> Extracted material:
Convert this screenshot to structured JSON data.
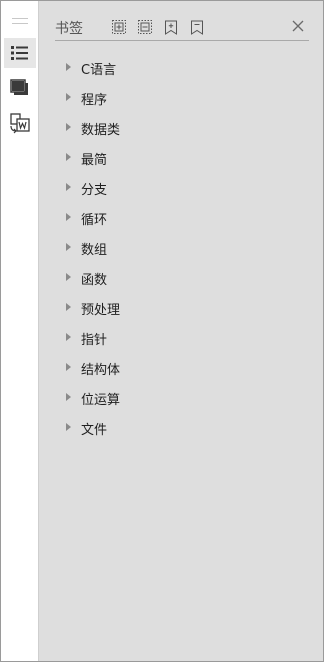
{
  "panel": {
    "title": "书签",
    "toolbar": [
      {
        "name": "expand-all-icon"
      },
      {
        "name": "collapse-all-icon"
      },
      {
        "name": "add-bookmark-icon"
      },
      {
        "name": "bookmark-icon"
      }
    ],
    "close_icon": "close-icon"
  },
  "rail": {
    "items": [
      {
        "name": "bookmark-list-icon",
        "active": true
      },
      {
        "name": "pages-icon",
        "active": false
      },
      {
        "name": "convert-to-word-icon",
        "active": false
      }
    ]
  },
  "bookmarks": [
    {
      "label": "C语言"
    },
    {
      "label": "程序"
    },
    {
      "label": "数据类"
    },
    {
      "label": "最简"
    },
    {
      "label": "分支"
    },
    {
      "label": "循环"
    },
    {
      "label": "数组"
    },
    {
      "label": "函数"
    },
    {
      "label": "预处理"
    },
    {
      "label": "指针"
    },
    {
      "label": "结构体"
    },
    {
      "label": "位运算"
    },
    {
      "label": "文件"
    }
  ]
}
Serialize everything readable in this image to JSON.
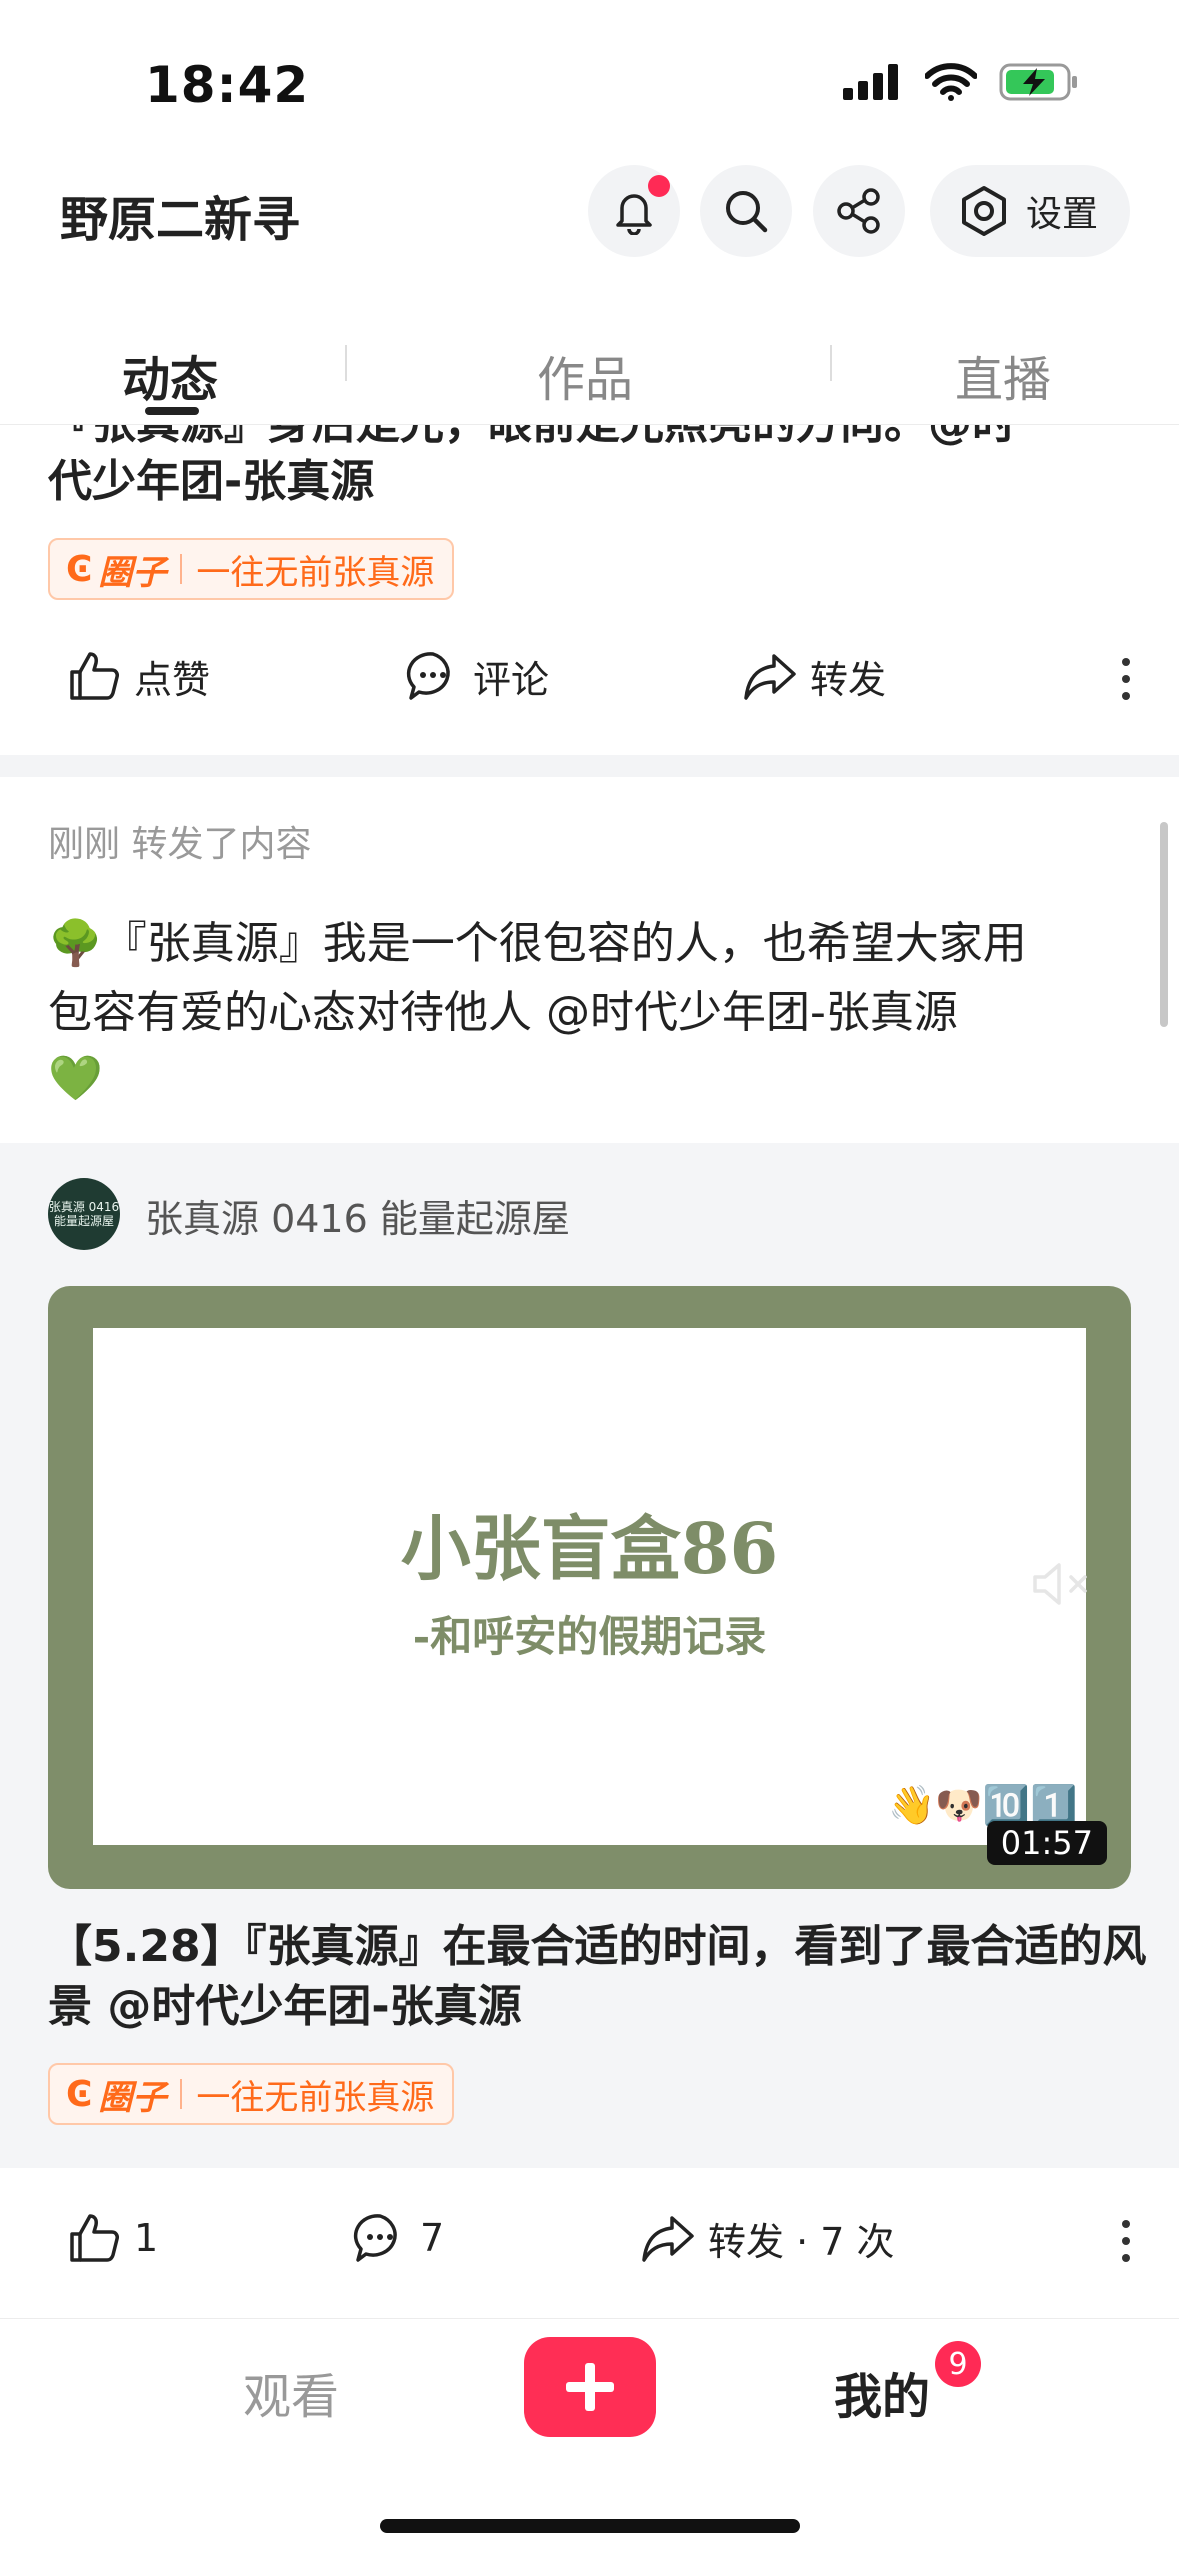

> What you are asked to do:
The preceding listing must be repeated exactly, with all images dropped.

> Result below:
Convert this screenshot to structured JSON data.
{
  "panel": {
    "title": "书签",
    "toolbar": [
      {
        "name": "expand-all-icon"
      },
      {
        "name": "collapse-all-icon"
      },
      {
        "name": "add-bookmark-icon"
      },
      {
        "name": "bookmark-icon"
      }
    ],
    "close_icon": "close-icon"
  },
  "rail": {
    "items": [
      {
        "name": "bookmark-list-icon",
        "active": true
      },
      {
        "name": "pages-icon",
        "active": false
      },
      {
        "name": "convert-to-word-icon",
        "active": false
      }
    ]
  },
  "bookmarks": [
    {
      "label": "C语言"
    },
    {
      "label": "程序"
    },
    {
      "label": "数据类"
    },
    {
      "label": "最简"
    },
    {
      "label": "分支"
    },
    {
      "label": "循环"
    },
    {
      "label": "数组"
    },
    {
      "label": "函数"
    },
    {
      "label": "预处理"
    },
    {
      "label": "指针"
    },
    {
      "label": "结构体"
    },
    {
      "label": "位运算"
    },
    {
      "label": "文件"
    }
  ]
}
Serialize everything readable in this image to JSON.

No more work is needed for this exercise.